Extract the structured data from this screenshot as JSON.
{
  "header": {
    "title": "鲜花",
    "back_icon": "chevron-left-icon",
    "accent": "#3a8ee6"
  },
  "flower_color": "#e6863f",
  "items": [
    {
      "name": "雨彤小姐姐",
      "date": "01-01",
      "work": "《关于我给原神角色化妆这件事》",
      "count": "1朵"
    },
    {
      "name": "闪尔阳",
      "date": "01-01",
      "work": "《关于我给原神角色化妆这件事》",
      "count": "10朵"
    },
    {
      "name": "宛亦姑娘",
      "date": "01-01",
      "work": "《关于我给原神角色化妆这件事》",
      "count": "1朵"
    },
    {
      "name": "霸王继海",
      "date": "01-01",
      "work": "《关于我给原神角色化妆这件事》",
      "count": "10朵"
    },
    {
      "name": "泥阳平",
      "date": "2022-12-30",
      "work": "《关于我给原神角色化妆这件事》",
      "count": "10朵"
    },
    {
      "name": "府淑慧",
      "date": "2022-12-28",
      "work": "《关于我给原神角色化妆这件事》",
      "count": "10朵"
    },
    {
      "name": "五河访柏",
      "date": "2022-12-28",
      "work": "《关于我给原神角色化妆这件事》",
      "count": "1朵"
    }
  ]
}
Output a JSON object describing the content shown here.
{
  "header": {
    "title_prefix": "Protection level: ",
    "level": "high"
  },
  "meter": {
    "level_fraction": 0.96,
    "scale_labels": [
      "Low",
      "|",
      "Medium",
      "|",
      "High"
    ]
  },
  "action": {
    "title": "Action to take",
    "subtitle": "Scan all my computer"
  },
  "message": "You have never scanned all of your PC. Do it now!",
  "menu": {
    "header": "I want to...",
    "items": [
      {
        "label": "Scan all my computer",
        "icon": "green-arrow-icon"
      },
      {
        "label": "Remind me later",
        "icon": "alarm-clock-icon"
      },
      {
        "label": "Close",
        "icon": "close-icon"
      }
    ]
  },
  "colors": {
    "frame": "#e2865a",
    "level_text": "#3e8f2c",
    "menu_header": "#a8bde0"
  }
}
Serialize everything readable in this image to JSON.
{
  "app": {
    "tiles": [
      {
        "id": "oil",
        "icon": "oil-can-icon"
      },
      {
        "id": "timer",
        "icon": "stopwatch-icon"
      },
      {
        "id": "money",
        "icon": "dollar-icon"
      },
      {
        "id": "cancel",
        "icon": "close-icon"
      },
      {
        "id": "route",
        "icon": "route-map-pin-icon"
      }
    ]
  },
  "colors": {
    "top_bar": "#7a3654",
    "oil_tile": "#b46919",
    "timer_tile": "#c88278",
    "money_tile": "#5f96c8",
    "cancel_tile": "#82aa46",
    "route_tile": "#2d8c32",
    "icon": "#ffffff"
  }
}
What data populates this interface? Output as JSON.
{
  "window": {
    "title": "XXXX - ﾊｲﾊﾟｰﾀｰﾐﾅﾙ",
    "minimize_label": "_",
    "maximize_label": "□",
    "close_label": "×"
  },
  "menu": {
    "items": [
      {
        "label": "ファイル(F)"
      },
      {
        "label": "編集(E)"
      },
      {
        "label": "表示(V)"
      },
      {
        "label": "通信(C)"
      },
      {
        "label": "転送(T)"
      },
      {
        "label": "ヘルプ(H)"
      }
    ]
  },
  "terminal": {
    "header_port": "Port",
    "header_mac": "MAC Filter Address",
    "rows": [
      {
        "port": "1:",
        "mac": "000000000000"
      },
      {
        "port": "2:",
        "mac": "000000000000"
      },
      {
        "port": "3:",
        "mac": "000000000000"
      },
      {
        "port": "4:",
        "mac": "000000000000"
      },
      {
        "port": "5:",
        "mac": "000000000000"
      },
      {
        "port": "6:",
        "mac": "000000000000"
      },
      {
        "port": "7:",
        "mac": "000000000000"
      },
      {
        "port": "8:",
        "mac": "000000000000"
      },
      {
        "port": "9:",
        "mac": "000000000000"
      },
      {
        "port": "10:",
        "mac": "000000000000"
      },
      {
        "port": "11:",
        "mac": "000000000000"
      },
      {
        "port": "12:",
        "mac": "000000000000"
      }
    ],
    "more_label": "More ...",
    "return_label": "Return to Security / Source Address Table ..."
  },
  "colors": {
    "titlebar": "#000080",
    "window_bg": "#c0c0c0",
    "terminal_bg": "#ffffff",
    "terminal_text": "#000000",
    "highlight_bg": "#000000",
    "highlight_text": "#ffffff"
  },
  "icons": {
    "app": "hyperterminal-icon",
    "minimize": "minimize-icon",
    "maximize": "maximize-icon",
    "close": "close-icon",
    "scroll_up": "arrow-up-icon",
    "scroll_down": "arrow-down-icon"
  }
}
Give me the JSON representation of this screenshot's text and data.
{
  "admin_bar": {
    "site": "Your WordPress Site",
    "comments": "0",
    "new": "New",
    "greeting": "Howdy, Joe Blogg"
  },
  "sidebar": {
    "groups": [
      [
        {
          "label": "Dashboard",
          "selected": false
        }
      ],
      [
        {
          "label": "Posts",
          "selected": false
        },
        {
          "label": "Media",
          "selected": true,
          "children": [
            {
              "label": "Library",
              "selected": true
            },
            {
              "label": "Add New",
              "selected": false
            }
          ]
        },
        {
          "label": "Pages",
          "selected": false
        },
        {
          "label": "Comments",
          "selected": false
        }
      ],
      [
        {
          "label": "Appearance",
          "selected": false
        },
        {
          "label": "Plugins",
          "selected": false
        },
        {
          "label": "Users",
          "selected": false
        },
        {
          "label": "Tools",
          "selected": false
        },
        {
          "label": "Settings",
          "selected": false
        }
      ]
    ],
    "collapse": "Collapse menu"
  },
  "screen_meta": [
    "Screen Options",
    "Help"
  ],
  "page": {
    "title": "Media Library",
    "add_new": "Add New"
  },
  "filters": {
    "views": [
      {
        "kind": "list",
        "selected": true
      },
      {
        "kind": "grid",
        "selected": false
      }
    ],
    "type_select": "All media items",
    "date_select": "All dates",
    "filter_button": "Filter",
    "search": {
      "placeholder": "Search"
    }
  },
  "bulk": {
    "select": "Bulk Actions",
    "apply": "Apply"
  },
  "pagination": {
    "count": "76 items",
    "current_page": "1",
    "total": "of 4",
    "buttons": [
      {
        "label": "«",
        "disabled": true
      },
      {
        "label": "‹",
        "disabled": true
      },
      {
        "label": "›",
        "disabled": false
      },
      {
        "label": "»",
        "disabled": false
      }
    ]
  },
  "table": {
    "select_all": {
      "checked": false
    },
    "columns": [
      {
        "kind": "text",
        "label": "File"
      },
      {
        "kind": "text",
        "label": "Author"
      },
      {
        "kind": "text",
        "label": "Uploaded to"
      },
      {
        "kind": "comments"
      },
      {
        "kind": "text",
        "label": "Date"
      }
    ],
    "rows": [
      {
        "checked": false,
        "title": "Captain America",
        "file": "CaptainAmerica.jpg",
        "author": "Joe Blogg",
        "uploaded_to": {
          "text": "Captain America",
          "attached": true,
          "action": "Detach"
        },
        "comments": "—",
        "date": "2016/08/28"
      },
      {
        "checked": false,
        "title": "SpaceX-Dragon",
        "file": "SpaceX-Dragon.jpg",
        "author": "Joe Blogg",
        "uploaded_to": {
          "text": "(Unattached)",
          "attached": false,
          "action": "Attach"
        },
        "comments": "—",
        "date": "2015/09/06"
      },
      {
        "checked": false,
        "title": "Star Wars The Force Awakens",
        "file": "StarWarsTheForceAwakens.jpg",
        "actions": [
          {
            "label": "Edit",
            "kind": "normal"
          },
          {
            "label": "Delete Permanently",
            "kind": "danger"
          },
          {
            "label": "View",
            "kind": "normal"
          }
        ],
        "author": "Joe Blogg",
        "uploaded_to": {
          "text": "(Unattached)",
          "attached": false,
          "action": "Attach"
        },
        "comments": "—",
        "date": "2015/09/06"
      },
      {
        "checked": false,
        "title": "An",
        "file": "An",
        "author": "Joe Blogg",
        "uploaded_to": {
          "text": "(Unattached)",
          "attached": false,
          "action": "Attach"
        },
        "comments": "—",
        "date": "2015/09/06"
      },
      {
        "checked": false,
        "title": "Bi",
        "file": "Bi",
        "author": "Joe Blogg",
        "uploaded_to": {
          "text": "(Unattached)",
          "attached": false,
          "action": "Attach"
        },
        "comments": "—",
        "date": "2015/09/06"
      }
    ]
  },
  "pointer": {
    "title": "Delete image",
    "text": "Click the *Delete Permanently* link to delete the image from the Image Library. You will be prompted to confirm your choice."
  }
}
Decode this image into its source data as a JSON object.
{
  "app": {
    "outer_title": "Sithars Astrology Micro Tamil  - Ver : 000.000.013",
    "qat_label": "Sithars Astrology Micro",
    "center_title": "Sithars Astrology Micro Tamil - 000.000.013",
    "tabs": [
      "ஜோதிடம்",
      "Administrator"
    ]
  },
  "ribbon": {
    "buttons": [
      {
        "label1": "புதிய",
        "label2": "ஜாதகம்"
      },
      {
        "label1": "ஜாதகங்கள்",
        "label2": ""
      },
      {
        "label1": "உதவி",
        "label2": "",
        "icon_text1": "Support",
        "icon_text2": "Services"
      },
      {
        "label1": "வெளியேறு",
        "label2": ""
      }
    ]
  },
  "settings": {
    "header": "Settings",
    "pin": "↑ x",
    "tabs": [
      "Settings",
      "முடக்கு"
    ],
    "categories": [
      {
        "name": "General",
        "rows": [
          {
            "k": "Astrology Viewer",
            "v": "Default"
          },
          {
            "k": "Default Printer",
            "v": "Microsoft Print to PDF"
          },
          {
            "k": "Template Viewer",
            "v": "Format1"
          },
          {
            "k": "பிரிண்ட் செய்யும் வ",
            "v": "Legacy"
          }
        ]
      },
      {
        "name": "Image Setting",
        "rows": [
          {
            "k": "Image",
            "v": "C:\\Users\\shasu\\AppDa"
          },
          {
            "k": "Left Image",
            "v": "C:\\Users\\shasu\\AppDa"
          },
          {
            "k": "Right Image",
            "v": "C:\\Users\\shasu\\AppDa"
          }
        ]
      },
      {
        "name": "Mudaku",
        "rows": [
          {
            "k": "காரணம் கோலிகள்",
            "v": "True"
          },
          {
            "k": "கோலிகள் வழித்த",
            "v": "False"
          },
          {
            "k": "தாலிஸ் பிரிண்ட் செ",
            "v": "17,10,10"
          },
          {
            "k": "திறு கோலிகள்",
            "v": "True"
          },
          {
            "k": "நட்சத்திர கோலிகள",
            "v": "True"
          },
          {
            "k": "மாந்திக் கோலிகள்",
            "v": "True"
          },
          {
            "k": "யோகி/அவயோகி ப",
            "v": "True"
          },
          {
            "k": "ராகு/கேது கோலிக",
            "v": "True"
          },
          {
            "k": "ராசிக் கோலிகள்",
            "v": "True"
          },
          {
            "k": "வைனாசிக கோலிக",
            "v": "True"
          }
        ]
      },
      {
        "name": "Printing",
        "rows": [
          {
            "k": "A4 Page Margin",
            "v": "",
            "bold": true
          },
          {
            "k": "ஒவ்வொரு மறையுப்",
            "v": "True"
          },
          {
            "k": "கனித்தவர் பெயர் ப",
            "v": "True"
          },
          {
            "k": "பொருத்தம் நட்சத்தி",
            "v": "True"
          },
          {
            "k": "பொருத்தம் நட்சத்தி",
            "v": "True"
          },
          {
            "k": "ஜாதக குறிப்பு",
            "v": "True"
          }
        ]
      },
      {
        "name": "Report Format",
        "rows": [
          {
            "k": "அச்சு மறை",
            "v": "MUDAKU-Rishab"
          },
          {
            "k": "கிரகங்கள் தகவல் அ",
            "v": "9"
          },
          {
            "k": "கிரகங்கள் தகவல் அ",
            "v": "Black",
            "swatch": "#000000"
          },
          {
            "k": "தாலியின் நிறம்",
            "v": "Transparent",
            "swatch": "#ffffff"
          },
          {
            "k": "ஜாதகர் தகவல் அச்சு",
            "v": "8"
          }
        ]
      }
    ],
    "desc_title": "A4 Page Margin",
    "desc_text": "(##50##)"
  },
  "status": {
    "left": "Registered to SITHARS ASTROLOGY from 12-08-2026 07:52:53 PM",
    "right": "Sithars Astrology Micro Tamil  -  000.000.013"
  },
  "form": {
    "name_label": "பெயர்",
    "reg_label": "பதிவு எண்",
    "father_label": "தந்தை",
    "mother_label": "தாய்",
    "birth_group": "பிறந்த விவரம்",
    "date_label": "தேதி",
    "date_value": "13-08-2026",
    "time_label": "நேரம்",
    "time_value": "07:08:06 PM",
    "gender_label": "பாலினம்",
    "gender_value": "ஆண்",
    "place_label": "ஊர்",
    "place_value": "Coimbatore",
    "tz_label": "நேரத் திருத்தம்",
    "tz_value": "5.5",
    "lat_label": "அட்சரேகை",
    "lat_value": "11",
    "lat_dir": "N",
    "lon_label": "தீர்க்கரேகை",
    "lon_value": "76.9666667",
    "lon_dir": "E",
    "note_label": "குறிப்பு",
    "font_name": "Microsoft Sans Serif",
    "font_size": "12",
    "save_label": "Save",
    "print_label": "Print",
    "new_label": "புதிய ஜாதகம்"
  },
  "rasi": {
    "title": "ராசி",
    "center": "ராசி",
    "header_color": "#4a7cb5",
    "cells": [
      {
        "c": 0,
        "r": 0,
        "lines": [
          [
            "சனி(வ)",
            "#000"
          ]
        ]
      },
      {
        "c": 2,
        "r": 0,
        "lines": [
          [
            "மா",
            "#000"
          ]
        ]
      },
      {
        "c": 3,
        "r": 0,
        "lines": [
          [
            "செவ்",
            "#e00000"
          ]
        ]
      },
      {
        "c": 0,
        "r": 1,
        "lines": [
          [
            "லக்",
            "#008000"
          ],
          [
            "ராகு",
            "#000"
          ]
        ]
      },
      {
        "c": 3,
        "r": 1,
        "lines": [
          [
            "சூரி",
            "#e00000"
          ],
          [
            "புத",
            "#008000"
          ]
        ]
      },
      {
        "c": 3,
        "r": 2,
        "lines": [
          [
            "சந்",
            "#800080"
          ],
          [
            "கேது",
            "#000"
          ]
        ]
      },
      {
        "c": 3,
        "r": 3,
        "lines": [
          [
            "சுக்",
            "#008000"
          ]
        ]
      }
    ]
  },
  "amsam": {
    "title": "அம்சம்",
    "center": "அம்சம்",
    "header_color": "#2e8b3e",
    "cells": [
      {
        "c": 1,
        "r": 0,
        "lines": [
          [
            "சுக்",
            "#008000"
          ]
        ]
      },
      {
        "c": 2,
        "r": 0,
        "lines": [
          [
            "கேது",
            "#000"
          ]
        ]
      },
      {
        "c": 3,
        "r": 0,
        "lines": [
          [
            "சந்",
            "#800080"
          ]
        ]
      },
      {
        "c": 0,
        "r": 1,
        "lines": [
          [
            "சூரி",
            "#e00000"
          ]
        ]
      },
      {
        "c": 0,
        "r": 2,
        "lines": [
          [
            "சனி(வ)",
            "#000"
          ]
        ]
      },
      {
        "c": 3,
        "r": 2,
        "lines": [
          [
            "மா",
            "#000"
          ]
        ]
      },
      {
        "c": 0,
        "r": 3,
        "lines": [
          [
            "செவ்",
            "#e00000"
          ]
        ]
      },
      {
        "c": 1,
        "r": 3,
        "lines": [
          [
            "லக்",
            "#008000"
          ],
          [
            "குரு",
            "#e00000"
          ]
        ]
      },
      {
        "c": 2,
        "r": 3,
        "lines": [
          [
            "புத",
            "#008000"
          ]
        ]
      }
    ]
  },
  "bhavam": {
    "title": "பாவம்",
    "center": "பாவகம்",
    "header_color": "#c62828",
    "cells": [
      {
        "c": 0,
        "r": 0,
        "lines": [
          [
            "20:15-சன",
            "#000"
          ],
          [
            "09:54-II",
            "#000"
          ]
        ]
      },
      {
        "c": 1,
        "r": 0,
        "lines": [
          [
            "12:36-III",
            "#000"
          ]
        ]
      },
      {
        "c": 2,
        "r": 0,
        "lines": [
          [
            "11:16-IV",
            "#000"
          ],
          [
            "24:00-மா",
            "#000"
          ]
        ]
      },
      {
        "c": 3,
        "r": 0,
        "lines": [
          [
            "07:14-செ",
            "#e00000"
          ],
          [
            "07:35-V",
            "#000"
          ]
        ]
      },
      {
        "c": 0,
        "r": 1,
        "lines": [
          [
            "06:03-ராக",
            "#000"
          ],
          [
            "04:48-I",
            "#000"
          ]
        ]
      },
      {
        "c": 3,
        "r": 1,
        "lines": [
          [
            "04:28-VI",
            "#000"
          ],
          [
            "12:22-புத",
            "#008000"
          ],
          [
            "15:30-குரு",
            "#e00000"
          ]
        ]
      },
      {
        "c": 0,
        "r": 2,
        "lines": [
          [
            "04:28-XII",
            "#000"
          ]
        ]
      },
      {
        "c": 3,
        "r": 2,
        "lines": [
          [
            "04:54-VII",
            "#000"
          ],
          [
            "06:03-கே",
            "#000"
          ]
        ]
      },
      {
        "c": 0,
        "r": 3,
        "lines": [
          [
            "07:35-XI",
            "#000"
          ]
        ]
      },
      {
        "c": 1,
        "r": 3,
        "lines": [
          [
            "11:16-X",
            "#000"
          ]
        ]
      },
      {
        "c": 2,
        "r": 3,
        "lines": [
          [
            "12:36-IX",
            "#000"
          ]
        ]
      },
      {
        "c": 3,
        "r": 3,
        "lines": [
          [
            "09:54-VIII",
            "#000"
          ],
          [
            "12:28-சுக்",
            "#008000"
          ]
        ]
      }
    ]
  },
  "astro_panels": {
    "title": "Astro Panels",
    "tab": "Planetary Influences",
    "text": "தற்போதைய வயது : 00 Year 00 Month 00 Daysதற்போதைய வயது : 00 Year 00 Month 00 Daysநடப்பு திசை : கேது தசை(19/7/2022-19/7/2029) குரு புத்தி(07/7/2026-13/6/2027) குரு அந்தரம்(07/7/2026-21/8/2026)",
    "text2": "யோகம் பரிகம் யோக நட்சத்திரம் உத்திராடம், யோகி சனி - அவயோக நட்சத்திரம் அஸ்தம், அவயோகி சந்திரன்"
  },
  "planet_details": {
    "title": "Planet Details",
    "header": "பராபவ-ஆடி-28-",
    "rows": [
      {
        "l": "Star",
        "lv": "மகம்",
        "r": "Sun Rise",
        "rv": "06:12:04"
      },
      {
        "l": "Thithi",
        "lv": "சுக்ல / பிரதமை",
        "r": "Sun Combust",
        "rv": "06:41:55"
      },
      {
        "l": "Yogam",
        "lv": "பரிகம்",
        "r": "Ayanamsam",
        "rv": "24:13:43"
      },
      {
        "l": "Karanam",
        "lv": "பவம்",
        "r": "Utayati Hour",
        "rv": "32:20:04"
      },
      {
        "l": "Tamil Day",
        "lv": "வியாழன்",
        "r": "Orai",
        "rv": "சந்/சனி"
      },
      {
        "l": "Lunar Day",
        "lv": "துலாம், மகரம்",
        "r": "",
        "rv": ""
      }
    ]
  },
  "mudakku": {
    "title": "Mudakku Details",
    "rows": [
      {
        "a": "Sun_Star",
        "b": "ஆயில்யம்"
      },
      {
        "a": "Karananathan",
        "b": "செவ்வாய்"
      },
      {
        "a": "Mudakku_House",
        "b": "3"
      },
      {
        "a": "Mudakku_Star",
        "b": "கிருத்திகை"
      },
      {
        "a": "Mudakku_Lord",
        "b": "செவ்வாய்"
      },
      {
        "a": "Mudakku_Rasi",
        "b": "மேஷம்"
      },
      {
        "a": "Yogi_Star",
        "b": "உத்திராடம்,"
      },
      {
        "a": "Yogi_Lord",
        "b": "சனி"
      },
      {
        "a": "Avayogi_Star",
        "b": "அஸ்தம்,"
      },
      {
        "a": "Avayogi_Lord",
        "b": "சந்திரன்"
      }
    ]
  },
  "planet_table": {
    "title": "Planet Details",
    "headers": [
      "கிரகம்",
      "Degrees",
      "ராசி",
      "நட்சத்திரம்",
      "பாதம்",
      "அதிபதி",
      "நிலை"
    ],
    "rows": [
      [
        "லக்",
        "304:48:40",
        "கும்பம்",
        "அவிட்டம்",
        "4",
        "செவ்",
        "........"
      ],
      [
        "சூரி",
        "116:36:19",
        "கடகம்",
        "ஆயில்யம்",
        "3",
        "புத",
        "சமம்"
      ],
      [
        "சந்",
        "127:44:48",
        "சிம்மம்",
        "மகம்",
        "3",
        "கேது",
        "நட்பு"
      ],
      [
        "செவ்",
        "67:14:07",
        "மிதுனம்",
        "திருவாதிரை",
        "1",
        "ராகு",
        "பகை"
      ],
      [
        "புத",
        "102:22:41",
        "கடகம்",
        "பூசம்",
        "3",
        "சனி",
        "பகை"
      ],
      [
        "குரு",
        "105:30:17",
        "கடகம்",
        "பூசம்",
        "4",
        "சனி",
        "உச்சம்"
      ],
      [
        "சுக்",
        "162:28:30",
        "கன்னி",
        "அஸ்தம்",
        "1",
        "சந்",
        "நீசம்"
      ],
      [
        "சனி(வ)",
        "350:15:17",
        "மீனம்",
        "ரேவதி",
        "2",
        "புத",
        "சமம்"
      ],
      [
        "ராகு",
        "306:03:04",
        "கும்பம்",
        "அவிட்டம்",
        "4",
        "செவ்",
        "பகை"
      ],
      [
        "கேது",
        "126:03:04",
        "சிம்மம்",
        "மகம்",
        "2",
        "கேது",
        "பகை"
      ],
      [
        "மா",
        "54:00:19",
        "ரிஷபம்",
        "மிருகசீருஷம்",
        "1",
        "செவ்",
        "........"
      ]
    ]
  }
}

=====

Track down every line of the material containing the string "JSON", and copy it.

Extract the structured data from this screenshot as JSON.
Output a JSON object describing the content shown here.
Serialize everything readable in this image to JSON.
What data populates this interface? Output as JSON.
Give me the JSON representation of this screenshot's text and data.
Decode this image into its source data as a JSON object.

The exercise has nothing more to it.